John the Baptist was preaching in the wilderness, preparing the way for Our Lord. As John was baptizing the people in the Jordan River, Jesus came to be baptized Himself—not that He had sins to be forgiven, but to inaugurate His ministry. The voice of God the Father was heard to say, "This is My beloved Son, in Whom I am well-pleased," and the Holy Spirit appeared in the form of a dove. This was the great revelation of the Trinity as one God in three Persons.
The feast of Theophany (January 6) is closely connected to the feast of the Nativity of Christ, and in many ways it is celebrated as a single great festival, bridged by the Twelve Days of Christmas. In the Orthodox Church, Theophany is widely considered to be the greatest of the Twelve Great Feasts, and second only to Pascha in holiness.

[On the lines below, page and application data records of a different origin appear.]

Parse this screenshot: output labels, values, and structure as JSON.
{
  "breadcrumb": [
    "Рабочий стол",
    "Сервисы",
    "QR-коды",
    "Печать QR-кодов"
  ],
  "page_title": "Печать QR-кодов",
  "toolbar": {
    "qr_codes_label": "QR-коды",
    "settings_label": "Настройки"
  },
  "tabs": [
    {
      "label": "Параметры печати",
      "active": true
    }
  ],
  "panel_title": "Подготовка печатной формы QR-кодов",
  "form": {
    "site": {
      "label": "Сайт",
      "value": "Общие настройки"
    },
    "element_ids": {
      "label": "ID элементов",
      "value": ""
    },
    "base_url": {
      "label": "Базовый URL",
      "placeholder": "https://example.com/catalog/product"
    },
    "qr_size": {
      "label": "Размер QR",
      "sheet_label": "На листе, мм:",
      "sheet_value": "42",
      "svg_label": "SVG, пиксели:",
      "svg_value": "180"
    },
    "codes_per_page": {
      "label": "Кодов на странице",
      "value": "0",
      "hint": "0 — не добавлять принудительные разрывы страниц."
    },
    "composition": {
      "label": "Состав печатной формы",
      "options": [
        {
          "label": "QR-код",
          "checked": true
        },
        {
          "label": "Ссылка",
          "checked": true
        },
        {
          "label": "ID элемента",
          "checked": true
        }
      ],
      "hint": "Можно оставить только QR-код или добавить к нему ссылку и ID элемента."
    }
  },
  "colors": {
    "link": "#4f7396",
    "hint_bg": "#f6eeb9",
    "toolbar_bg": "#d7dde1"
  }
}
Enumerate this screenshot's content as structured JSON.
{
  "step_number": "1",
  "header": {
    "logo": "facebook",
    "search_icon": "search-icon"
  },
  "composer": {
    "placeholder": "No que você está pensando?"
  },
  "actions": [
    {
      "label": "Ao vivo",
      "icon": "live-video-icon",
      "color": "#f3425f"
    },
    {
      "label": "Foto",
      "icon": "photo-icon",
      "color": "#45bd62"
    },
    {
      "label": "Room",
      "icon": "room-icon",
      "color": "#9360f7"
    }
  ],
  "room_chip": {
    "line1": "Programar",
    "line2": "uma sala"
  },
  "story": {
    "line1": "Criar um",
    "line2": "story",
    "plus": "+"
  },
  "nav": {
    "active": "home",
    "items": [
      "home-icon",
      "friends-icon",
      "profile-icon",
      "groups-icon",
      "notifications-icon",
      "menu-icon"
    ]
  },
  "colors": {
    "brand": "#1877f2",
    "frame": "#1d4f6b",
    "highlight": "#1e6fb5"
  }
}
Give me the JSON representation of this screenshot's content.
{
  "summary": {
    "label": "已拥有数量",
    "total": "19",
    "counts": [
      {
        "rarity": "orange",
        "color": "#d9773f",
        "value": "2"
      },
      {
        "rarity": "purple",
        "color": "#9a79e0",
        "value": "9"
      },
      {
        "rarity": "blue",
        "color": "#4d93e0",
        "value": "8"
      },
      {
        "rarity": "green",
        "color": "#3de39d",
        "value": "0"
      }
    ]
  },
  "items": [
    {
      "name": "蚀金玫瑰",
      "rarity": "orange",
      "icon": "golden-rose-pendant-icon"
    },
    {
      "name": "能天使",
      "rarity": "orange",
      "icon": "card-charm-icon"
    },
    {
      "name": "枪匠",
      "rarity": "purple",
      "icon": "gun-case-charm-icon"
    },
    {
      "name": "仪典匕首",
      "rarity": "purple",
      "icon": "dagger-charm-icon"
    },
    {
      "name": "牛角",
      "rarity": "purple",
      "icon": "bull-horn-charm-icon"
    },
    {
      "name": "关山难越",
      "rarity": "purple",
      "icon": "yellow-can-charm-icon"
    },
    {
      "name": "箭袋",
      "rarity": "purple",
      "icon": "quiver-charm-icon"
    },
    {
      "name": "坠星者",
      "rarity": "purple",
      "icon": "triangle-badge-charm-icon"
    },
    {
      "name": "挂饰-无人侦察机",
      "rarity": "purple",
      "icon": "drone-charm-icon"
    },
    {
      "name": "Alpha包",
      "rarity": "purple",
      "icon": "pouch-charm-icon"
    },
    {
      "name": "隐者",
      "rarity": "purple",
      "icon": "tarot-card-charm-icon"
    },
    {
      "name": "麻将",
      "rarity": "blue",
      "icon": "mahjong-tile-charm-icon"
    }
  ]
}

This radiant icon depicts the baptism scene. Christ stands in the water of the Jordan, where several creatures are visible, representing the deeps. The Angels stand on the shore, worshiping the Trinity, which is depicted with the Dove and a ray representing the Father's voice. The sea creatures represent the waters, after the Psalmist's words, "the sea saw and fled; the Jordan turned back."